**Assignment**
Using the listing below, report each line holding the string "name".

**Exercise materials**
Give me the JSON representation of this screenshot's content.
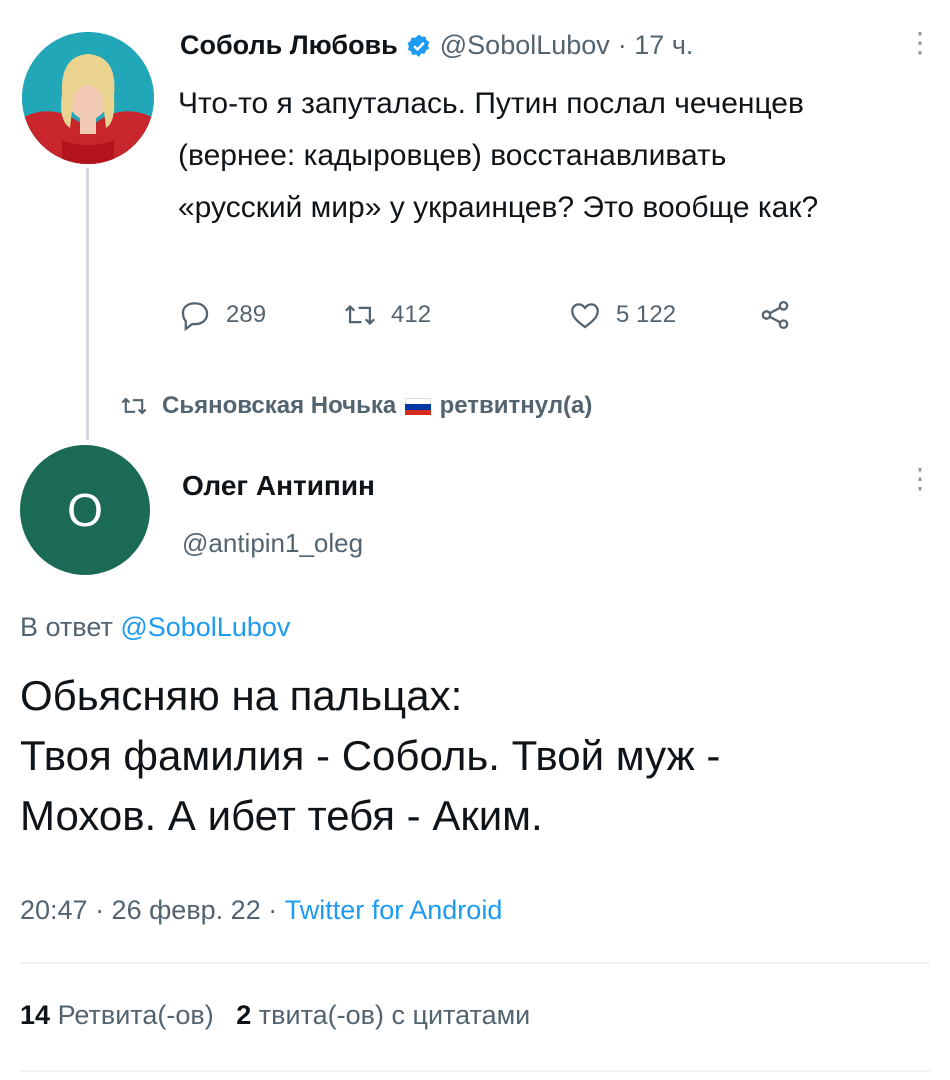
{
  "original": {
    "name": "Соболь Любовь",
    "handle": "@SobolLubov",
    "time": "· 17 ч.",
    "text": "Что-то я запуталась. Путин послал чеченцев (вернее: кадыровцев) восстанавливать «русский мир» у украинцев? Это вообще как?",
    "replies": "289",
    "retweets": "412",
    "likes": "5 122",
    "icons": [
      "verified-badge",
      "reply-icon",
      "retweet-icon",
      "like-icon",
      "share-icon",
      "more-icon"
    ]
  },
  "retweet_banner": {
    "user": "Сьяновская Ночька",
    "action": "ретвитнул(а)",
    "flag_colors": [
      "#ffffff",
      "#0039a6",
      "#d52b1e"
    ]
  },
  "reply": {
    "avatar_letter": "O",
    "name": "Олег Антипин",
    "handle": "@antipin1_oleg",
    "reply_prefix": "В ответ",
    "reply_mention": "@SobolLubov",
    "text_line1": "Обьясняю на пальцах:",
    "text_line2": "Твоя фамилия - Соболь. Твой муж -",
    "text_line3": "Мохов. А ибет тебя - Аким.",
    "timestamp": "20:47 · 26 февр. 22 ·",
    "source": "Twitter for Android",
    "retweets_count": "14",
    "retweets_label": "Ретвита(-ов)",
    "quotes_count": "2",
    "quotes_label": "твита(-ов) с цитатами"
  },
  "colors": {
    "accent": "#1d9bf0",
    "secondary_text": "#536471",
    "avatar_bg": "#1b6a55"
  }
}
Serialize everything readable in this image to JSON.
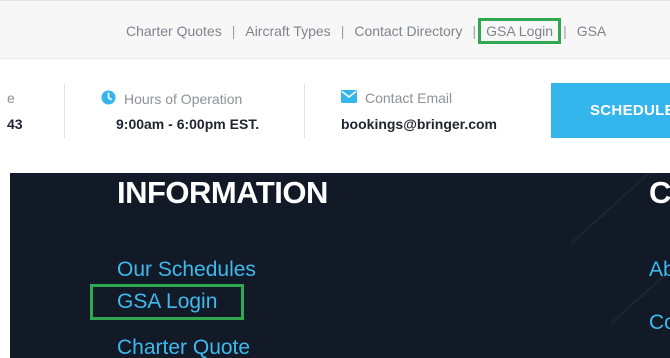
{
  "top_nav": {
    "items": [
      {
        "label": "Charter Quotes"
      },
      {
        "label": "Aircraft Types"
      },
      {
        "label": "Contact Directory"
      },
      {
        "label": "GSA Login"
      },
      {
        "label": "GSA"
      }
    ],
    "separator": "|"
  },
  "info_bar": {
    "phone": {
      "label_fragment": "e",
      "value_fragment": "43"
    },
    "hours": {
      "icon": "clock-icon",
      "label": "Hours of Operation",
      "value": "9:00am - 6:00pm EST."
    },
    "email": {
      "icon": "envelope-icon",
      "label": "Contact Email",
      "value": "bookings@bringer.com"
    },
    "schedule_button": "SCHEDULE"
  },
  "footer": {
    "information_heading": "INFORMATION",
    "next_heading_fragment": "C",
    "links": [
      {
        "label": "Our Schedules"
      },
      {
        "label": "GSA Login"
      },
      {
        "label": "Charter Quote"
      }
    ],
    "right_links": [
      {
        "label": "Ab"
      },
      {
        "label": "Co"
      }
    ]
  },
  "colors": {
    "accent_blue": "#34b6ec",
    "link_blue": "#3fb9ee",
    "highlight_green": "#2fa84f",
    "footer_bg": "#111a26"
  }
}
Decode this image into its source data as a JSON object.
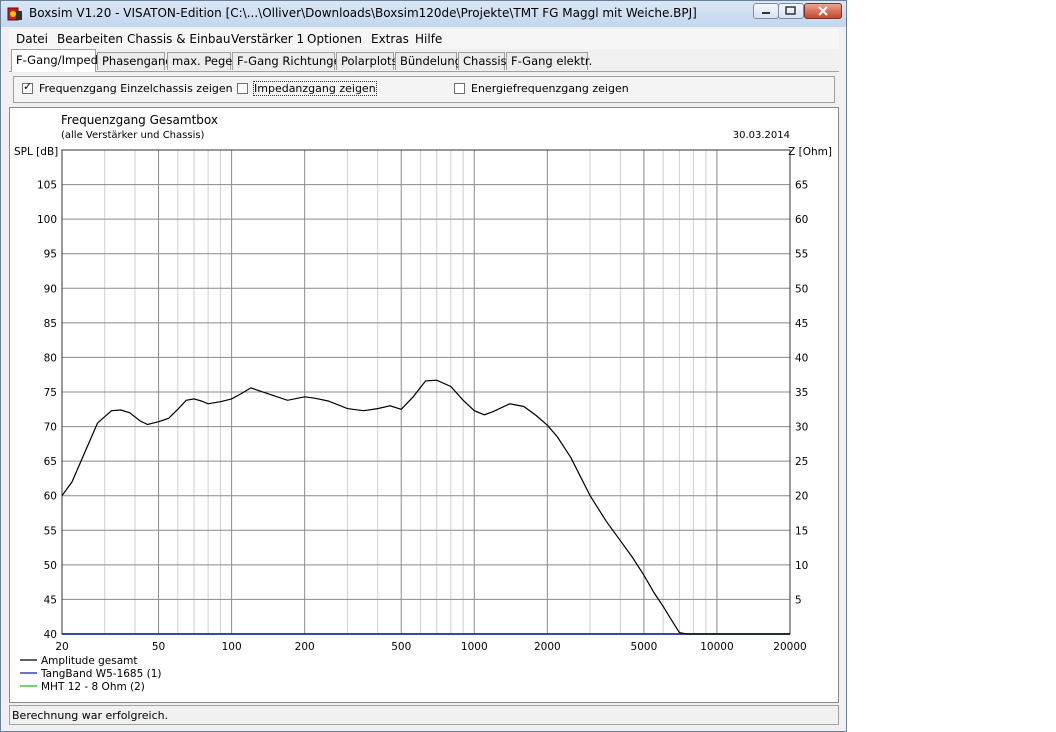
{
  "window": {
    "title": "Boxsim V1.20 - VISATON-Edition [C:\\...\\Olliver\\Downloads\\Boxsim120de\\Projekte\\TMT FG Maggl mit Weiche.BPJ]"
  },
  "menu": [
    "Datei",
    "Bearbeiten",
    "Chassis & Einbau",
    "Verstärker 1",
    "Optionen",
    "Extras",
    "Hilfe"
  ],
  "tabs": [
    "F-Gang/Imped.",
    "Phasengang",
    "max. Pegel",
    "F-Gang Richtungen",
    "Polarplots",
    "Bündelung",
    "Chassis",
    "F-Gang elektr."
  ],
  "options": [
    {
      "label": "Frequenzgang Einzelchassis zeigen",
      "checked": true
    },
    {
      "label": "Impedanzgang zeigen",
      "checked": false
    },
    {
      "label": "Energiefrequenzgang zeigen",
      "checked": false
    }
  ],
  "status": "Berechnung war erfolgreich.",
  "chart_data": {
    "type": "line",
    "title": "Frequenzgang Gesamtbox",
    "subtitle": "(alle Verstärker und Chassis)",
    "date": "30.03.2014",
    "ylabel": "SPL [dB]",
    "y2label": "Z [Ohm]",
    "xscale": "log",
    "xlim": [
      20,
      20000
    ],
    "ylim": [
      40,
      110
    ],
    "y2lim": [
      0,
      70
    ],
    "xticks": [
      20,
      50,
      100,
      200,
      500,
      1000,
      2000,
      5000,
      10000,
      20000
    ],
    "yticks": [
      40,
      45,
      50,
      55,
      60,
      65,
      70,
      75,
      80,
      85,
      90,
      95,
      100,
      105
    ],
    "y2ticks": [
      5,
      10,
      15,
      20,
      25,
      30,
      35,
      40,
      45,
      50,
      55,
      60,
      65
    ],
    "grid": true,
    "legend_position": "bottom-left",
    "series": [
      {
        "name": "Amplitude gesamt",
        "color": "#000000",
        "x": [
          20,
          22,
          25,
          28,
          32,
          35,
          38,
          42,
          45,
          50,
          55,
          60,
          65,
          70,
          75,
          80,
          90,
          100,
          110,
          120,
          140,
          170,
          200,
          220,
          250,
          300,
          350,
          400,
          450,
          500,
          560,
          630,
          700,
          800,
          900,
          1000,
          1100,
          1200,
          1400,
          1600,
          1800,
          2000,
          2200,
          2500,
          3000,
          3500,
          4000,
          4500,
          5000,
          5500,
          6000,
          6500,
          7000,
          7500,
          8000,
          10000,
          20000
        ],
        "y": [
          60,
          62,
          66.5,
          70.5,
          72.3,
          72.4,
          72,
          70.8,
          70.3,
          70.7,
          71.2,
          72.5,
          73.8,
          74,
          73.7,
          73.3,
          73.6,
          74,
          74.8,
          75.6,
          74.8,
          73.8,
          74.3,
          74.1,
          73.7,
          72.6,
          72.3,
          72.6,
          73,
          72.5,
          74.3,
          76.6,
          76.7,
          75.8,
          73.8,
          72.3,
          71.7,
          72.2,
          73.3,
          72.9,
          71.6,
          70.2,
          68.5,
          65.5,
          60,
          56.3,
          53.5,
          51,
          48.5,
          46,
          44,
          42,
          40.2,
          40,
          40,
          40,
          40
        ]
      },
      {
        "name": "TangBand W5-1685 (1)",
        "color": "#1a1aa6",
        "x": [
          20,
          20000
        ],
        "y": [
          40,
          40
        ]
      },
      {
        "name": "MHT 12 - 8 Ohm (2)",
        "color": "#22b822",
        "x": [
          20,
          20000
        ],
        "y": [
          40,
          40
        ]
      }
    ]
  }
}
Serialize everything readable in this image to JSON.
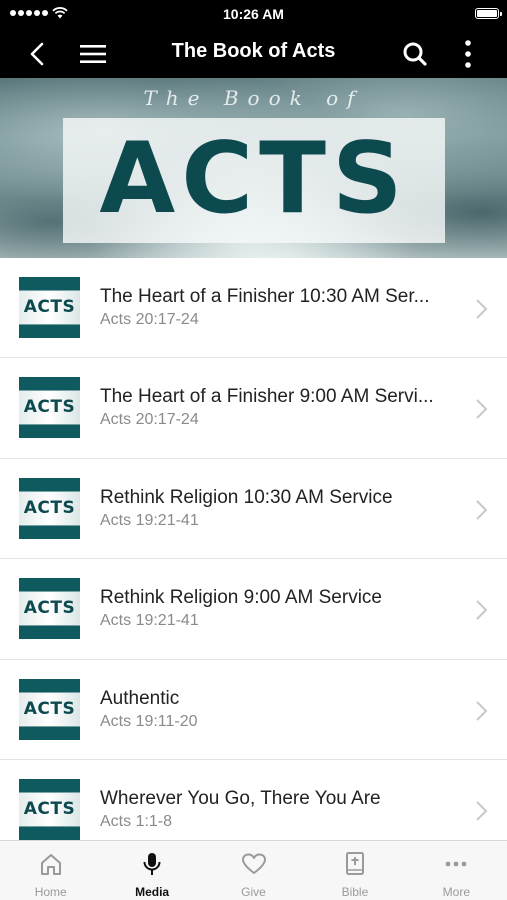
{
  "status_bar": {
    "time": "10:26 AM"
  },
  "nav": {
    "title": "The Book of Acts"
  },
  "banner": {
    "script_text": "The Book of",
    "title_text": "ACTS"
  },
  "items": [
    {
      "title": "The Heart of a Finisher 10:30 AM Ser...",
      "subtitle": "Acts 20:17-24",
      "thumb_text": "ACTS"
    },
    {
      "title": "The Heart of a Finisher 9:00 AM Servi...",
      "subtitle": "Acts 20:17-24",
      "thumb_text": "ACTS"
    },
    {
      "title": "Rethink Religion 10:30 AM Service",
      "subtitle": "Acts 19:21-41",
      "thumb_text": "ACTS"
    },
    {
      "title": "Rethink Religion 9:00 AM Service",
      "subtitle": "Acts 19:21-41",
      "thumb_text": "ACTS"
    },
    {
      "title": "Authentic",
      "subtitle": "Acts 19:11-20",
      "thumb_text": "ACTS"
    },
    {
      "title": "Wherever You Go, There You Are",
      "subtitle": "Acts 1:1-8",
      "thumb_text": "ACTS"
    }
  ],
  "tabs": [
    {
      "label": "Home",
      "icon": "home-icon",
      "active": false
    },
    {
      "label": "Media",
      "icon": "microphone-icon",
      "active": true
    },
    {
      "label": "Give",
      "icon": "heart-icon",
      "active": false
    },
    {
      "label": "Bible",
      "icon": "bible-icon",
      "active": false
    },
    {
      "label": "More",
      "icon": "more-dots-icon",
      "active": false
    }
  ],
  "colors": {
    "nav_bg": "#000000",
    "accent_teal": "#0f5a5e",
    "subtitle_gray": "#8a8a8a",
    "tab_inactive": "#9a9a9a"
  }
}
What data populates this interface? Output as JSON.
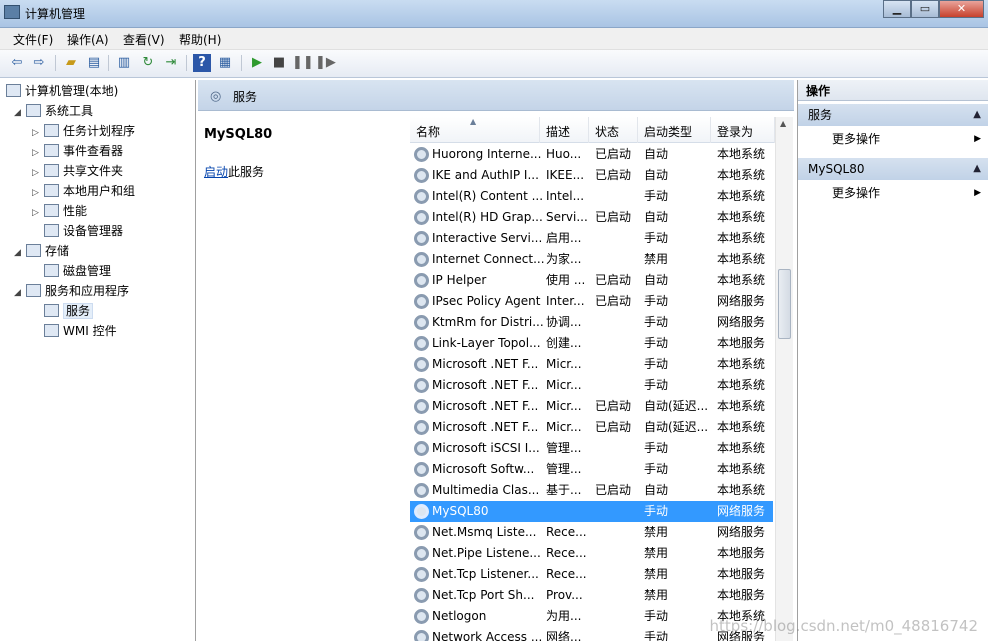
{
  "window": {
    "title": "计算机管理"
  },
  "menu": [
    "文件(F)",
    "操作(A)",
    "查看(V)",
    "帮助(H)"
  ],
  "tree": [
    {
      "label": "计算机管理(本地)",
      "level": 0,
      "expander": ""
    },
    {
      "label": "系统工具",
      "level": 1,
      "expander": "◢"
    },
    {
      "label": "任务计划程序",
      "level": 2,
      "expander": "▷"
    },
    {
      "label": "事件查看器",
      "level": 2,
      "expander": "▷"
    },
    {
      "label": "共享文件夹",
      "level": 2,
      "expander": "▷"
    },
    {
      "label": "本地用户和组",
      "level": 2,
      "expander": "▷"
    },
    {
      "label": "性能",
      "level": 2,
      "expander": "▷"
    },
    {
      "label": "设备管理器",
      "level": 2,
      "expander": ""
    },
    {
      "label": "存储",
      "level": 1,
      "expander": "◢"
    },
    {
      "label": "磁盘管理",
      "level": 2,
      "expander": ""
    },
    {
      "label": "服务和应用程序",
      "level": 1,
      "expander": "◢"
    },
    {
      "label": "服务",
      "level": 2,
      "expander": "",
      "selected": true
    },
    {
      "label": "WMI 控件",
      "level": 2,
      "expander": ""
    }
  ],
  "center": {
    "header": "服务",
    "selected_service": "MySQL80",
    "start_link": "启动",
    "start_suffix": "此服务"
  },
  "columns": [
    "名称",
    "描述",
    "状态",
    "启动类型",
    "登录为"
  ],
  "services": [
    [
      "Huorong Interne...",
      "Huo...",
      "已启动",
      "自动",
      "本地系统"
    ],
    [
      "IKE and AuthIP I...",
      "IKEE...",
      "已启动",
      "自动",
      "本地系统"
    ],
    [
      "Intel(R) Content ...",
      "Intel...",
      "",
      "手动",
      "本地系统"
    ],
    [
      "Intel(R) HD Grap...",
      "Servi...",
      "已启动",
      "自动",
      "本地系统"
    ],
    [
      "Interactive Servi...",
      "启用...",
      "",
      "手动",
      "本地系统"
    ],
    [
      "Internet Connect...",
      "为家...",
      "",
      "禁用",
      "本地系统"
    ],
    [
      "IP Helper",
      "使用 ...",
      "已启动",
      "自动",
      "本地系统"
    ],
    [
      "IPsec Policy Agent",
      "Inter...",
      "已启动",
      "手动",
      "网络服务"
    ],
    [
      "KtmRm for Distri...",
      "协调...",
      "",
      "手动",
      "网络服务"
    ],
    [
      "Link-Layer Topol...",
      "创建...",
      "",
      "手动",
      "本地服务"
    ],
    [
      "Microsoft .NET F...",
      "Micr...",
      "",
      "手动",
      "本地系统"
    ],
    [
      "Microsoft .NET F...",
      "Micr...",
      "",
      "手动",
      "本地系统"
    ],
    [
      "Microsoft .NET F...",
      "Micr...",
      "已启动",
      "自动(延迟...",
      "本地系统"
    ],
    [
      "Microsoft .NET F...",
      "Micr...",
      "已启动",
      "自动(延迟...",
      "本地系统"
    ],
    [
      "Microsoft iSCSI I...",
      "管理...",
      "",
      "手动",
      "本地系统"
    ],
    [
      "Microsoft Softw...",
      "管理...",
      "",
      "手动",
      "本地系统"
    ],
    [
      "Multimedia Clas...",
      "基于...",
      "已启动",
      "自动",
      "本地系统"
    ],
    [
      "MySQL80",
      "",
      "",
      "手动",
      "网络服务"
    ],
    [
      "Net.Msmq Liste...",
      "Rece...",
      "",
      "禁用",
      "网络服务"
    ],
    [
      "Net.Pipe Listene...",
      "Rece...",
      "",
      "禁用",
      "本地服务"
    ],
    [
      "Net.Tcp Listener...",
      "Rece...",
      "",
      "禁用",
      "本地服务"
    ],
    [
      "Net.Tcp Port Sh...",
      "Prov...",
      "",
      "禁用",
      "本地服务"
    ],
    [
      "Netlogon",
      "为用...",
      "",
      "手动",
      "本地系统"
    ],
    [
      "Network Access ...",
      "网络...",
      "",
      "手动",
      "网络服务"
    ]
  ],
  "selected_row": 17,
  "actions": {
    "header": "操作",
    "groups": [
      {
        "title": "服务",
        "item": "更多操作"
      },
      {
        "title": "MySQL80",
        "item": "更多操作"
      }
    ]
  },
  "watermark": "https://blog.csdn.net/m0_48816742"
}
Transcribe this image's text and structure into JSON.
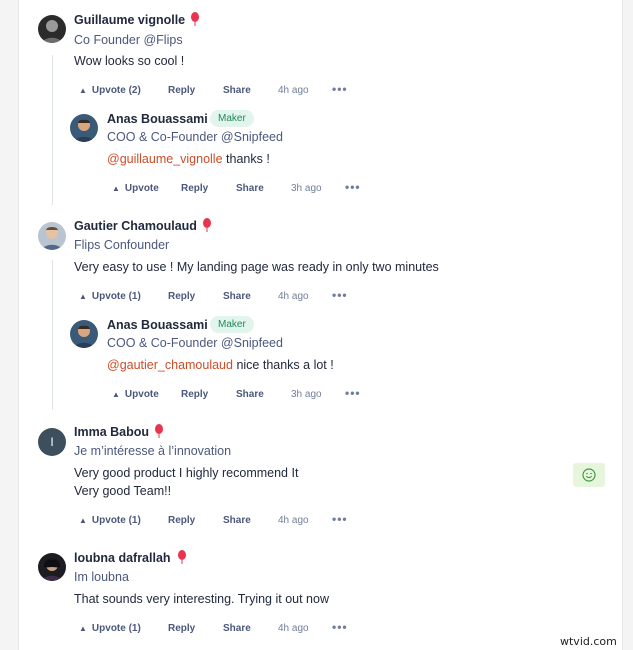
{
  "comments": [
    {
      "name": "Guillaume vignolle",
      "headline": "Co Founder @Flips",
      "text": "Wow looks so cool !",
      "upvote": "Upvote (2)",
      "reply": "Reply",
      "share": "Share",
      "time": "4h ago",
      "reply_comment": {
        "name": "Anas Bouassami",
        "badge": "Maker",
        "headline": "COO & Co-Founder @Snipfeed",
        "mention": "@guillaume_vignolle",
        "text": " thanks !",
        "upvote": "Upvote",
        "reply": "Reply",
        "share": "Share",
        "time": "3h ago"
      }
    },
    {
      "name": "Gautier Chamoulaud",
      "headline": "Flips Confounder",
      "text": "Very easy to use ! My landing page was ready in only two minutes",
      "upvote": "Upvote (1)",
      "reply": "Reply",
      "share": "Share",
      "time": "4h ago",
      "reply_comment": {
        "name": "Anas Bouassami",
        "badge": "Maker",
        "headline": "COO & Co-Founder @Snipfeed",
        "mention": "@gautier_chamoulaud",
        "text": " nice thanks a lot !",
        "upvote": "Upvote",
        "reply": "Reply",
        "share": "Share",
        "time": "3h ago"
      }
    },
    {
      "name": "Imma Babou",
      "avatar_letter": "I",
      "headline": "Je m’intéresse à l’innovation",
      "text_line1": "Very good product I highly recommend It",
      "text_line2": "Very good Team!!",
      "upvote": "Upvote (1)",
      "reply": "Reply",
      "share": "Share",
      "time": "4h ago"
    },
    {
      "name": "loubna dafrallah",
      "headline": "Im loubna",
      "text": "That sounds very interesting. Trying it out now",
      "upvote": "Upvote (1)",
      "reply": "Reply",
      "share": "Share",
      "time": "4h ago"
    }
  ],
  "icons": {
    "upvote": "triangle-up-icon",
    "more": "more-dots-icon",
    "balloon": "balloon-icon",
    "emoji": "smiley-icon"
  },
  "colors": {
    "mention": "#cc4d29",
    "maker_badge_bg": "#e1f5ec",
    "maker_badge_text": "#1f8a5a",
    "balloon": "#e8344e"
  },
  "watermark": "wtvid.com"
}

**Answer below**
    "name": "Соболь Любовь",
    "name": "Олег Антипин",
        "name": "Amplitude gesamt",
        "name": "TangBand W5-1685 (1)",
        "name": "MHT 12 - 8 Ohm (2)",
      "name": "Guillaume vignolle",
        "name": "Anas Bouassami",
      "name": "Gautier Chamoulaud",
        "name": "Anas Bouassami",
      "name": "Imma Babou",
      "name": "loubna dafrallah",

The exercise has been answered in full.